• [STUDY MATERIAL]
::::

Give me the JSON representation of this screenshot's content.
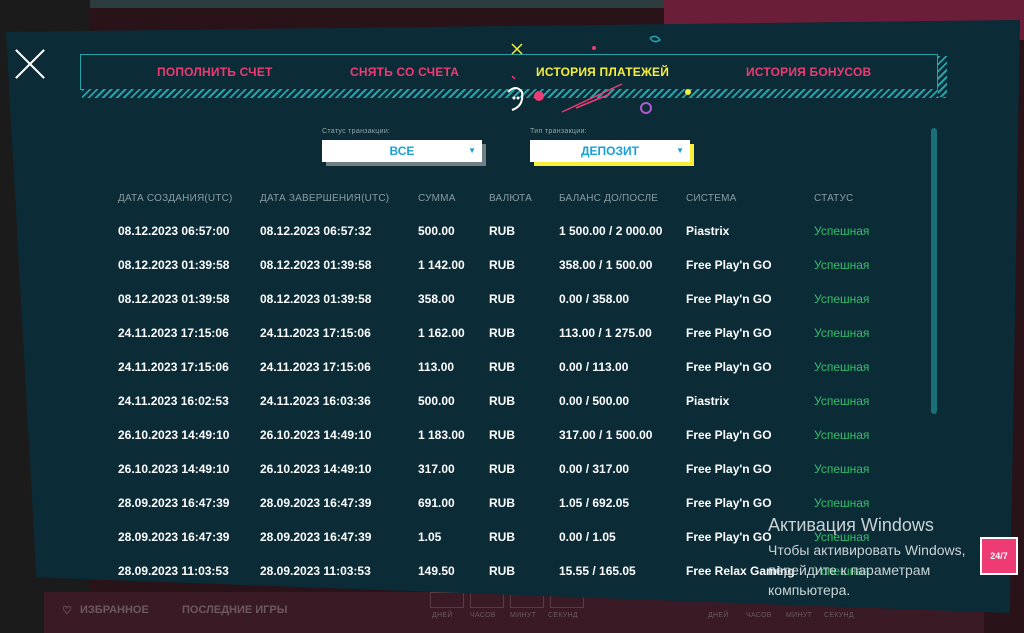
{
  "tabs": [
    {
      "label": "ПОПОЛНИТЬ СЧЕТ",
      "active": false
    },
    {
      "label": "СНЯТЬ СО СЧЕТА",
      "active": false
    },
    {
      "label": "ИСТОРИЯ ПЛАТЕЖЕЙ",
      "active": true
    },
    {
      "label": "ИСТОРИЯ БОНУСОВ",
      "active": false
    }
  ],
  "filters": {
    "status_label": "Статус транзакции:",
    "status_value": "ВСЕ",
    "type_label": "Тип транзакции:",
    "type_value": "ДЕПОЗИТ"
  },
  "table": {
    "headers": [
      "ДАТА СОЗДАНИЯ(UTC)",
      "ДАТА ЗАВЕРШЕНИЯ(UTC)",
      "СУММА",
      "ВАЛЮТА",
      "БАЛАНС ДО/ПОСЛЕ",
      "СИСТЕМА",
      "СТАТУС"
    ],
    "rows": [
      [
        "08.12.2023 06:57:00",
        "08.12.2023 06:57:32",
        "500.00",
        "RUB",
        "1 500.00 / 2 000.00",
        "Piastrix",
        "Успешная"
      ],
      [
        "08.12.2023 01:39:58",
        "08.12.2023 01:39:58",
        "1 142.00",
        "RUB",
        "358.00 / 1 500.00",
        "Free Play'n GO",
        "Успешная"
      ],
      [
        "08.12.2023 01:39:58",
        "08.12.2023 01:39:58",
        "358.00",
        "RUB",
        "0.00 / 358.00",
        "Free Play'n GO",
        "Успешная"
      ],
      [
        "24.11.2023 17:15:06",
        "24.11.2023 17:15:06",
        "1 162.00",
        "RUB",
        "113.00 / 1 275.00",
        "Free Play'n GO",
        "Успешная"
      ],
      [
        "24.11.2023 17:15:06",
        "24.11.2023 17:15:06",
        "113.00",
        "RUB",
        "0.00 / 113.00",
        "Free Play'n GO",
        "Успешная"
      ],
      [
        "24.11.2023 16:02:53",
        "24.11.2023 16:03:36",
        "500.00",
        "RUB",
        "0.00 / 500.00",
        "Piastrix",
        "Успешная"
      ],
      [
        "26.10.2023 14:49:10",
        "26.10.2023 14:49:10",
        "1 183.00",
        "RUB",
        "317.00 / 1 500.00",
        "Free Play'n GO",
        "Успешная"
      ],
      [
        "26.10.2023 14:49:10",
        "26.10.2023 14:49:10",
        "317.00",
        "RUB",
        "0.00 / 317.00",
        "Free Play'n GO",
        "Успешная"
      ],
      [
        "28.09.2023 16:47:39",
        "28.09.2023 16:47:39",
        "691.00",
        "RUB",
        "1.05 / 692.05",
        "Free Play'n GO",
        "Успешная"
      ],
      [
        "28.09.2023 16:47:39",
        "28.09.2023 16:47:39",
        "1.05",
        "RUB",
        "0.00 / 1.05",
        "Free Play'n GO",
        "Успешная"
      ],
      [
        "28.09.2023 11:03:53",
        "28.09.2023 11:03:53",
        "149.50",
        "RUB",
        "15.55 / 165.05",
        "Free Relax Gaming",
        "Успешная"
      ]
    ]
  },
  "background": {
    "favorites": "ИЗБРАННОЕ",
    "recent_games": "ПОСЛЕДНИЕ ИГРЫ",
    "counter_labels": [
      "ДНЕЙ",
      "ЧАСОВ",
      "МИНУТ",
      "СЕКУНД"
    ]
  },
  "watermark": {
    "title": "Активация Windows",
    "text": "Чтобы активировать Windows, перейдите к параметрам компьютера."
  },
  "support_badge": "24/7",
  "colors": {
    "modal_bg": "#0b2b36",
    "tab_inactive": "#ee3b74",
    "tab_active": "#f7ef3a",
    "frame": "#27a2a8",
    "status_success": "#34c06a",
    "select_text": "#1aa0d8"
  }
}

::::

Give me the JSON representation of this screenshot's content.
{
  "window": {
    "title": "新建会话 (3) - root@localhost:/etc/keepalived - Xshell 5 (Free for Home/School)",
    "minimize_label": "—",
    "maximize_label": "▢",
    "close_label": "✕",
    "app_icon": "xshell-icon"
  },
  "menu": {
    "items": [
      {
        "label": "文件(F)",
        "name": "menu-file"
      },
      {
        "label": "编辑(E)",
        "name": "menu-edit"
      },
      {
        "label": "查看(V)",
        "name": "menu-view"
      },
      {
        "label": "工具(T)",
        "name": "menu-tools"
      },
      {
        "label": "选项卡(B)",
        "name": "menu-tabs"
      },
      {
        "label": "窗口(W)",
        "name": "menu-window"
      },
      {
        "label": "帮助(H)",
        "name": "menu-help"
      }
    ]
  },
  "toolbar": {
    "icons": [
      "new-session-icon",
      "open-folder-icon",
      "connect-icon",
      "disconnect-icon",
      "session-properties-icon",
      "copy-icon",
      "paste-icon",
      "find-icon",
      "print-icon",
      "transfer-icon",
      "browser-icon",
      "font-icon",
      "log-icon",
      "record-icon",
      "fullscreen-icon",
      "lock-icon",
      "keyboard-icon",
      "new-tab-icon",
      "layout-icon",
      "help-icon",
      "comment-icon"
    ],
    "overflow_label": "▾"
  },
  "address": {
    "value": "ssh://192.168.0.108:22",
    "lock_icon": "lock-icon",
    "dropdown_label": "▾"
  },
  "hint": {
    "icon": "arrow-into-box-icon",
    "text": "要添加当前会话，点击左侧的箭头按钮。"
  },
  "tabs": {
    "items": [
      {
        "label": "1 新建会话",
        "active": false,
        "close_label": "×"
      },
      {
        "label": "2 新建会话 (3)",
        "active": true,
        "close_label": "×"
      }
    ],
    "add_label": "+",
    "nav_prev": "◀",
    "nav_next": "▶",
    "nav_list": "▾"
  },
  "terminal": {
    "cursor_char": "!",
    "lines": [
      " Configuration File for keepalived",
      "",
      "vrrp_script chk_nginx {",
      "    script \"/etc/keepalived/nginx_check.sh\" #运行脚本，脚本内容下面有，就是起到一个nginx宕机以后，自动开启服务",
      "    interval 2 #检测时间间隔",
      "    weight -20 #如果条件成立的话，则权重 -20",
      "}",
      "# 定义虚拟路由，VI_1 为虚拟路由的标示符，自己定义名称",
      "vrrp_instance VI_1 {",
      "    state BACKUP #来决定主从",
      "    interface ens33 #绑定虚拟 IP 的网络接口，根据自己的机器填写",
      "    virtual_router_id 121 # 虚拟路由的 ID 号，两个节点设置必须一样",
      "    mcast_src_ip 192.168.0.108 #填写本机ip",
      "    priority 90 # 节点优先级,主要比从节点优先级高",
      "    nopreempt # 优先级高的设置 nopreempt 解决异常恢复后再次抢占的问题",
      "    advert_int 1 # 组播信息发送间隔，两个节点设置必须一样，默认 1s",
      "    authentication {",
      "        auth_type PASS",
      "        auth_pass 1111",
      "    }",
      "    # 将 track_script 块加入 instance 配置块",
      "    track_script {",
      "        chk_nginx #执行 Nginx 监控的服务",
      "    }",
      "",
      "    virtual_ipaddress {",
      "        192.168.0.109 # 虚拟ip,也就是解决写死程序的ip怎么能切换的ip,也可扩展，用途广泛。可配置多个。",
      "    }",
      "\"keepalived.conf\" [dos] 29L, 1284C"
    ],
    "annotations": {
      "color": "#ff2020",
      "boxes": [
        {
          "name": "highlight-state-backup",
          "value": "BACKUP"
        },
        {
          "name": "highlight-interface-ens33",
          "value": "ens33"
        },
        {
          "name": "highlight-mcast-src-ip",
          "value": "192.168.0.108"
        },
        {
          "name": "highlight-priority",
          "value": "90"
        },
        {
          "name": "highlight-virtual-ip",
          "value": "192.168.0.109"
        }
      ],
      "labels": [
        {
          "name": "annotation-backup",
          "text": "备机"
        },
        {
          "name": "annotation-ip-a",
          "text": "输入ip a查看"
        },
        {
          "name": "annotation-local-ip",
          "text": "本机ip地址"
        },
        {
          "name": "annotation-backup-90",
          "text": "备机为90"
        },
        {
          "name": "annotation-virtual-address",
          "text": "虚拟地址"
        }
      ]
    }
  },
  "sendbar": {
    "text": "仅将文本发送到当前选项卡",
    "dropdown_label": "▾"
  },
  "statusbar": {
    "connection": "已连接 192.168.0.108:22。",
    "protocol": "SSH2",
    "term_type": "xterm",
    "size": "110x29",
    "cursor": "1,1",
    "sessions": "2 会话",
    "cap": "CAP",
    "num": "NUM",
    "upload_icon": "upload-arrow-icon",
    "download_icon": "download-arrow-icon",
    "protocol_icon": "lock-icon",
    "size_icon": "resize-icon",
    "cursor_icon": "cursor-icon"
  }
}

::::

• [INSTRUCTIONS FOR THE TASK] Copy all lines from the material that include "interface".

• [ANSWER SPACE]
      "    interface ens33 #绑定虚拟 IP 的网络接口，根据自己的机器填写",
          "name": "highlight-interface-ens33",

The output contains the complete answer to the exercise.